Mobile Computing and Communications Review
GetMobile is the new incarnation of the quarterly ACM SIGMOBILE Mobile Computing and Communications Review, which was formerly known as MC2R. GetMobile is the premier forum for addressing networks, systems, algorithms, and applications that support the symbiosis of portable computers and wireless networks.
Sample Articles
Controlled Studies Outside of the Lab
Khai Truong
Often, evaluators study a computing system inside a laboratory setting to best gain an understanding of the effect of the system when different factors are manipulated. The laboratory setting allows evaluators to create not only the environment, but also the scenario in which a user study of system is conducted. Thus, the laboratory setting allows evaluators to control possible confounding variables and to develop insight about the cause-and-effect of the system when they manipulate specific usage factors. For example, it is clear that people often use mobile devices while walking. Thus, a laboratory study can be designed to test how well users might be able to interact with a mobile device while walking on a treadmill machine. Such a study, because it is conducted in a laboratory setting, would allow the evaluators to control the speed at which study participants would walk while using a mobile device, without fearing that participants must also pay attention to traffic or could be distracted otherwise.
Prototyping Capacitive Sensing Applications with OpenCapSense
Tobias Grosse-Puppendahl, Andreas Braun, Xavier Dellangnol

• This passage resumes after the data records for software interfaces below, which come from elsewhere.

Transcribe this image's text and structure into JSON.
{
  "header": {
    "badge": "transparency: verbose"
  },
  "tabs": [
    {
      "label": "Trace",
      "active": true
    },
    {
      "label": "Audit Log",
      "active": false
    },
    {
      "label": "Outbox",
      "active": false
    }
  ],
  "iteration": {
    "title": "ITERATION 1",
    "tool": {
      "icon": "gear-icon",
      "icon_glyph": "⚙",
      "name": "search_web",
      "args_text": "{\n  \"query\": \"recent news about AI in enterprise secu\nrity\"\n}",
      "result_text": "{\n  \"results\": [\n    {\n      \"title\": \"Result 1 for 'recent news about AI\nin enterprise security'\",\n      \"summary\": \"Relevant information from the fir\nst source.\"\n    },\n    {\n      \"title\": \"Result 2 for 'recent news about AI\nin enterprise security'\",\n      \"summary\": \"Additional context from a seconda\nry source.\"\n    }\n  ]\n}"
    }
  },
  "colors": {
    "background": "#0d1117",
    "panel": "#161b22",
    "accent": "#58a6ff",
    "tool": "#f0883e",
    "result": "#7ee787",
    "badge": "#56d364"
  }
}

OpenCapSense is a prototyping platform to develop innovative applications that rely on perceiving humans with electric fields. Despite today's use of capacitive sensing mostly as a method to detect touch, it offers many interesting facets that range from mid-air interaction to contactless indoor localization and identification. The platform provides active sensors to detect human interactions at distances of more than 40 cm, by generating electric fields. Passive sensors allow for measuring changes in electric fields that occur naturally in the environment, enabling detection distances up to 2 m.